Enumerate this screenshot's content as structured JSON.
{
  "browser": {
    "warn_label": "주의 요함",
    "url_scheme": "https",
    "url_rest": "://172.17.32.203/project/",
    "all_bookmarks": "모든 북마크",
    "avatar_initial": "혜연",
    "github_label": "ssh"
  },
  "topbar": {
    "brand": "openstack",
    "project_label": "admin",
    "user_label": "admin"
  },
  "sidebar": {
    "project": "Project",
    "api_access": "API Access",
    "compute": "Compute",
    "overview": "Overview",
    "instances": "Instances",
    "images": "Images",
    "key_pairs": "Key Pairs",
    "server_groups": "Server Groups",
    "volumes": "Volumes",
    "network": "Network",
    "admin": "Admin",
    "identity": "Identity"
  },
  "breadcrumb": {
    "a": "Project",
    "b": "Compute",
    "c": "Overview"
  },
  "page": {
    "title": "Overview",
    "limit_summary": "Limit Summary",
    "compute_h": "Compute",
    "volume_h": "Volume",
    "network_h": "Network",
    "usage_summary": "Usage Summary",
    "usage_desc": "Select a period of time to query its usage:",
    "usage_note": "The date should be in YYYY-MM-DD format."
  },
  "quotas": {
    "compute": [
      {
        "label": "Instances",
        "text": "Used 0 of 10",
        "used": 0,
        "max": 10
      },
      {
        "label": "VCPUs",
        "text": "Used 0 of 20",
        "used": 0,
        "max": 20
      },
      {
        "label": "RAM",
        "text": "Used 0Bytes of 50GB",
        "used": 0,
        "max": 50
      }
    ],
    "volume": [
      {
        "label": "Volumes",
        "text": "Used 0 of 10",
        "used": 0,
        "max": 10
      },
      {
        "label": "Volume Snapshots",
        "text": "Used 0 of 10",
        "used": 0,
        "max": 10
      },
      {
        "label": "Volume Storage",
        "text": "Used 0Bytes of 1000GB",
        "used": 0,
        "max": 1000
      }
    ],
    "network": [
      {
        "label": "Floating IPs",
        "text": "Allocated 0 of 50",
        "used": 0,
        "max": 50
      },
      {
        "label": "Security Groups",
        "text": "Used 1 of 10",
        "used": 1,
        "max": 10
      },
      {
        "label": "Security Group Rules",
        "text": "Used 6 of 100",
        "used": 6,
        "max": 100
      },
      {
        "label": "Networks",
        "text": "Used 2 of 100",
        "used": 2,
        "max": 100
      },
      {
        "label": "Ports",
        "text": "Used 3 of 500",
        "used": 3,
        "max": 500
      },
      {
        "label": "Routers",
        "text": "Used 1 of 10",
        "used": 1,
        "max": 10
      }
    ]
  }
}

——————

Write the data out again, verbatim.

# WORKED SOLUTION
Enumerate this screenshot's content as structured JSON.
{
  "browser": {
    "warn_label": "주의 요함",
    "url_scheme": "https",
    "url_rest": "://172.17.32.203/project/",
    "all_bookmarks": "모든 북마크",
    "avatar_initial": "혜연",
    "github_label": "ssh"
  },
  "topbar": {
    "brand": "openstack",
    "project_label": "admin",
    "user_label": "admin"
  },
  "sidebar": {
    "project": "Project",
    "api_access": "API Access",
    "compute": "Compute",
    "overview": "Overview",
    "instances": "Instances",
    "images": "Images",
    "key_pairs": "Key Pairs",
    "server_groups": "Server Groups",
    "volumes": "Volumes",
    "network": "Network",
    "admin": "Admin",
    "identity": "Identity"
  },
  "breadcrumb": {
    "a": "Project",
    "b": "Compute",
    "c": "Overview"
  },
  "page": {
    "title": "Overview",
    "limit_summary": "Limit Summary",
    "compute_h": "Compute",
    "volume_h": "Volume",
    "network_h": "Network",
    "usage_summary": "Usage Summary",
    "usage_desc": "Select a period of time to query its usage:",
    "usage_note": "The date should be in YYYY-MM-DD format."
  },
  "quotas": {
    "compute": [
      {
        "label": "Instances",
        "text": "Used 0 of 10",
        "used": 0,
        "max": 10
      },
      {
        "label": "VCPUs",
        "text": "Used 0 of 20",
        "used": 0,
        "max": 20
      },
      {
        "label": "RAM",
        "text": "Used 0Bytes of 50GB",
        "used": 0,
        "max": 50
      }
    ],
    "volume": [
      {
        "label": "Volumes",
        "text": "Used 0 of 10",
        "used": 0,
        "max": 10
      },
      {
        "label": "Volume Snapshots",
        "text": "Used 0 of 10",
        "used": 0,
        "max": 10
      },
      {
        "label": "Volume Storage",
        "text": "Used 0Bytes of 1000GB",
        "used": 0,
        "max": 1000
      }
    ],
    "network": [
      {
        "label": "Floating IPs",
        "text": "Allocated 0 of 50",
        "used": 0,
        "max": 50
      },
      {
        "label": "Security Groups",
        "text": "Used 1 of 10",
        "used": 1,
        "max": 10
      },
      {
        "label": "Security Group Rules",
        "text": "Used 6 of 100",
        "used": 6,
        "max": 100
      },
      {
        "label": "Networks",
        "text": "Used 2 of 100",
        "used": 2,
        "max": 100
      },
      {
        "label": "Ports",
        "text": "Used 3 of 500",
        "used": 3,
        "max": 500
      },
      {
        "label": "Routers",
        "text": "Used 1 of 10",
        "used": 1,
        "max": 10
      }
    ]
  }
}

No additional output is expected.